WHAT YOU NEED TO DO
Within the records below, filter for lines carrying the word "JSON" and copy them.
++++++
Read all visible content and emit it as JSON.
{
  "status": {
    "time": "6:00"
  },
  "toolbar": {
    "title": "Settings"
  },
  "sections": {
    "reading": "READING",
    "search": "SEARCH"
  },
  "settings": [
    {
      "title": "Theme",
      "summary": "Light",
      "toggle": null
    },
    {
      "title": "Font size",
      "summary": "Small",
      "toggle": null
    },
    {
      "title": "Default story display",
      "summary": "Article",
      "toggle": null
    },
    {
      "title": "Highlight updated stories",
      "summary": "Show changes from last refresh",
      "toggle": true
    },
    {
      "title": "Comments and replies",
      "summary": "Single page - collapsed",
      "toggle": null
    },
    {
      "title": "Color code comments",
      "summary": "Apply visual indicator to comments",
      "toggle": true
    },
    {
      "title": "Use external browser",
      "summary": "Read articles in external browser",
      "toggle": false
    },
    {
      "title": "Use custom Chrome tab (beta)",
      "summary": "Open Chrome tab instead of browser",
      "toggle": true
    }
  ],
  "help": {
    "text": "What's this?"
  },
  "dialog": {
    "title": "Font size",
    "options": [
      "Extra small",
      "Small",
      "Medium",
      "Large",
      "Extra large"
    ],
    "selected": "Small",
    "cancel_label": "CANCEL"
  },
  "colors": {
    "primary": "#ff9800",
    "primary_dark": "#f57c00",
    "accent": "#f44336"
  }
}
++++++
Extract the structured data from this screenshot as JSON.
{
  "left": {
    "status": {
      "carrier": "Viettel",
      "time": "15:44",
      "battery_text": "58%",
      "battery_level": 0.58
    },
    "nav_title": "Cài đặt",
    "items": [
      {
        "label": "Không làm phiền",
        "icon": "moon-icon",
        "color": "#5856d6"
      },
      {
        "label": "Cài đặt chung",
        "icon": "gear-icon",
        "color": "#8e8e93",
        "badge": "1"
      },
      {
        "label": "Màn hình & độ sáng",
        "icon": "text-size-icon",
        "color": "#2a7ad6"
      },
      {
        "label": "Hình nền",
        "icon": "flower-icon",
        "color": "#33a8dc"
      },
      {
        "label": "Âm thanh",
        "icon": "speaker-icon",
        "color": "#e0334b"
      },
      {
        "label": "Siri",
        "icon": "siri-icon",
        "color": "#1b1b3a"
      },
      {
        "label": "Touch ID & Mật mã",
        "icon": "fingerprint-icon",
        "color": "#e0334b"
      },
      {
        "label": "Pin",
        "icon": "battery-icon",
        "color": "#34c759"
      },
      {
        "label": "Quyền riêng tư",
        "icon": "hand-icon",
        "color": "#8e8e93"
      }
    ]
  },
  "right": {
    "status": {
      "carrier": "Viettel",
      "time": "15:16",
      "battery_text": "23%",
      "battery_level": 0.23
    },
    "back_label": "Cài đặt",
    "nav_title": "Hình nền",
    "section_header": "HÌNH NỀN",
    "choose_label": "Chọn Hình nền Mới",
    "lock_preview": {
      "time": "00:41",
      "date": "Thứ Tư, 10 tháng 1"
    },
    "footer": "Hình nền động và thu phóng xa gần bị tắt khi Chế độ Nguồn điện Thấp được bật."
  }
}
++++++
RESPONSE
Read all visible content and emit it as JSON.
Extract the structured data from this screenshot as JSON.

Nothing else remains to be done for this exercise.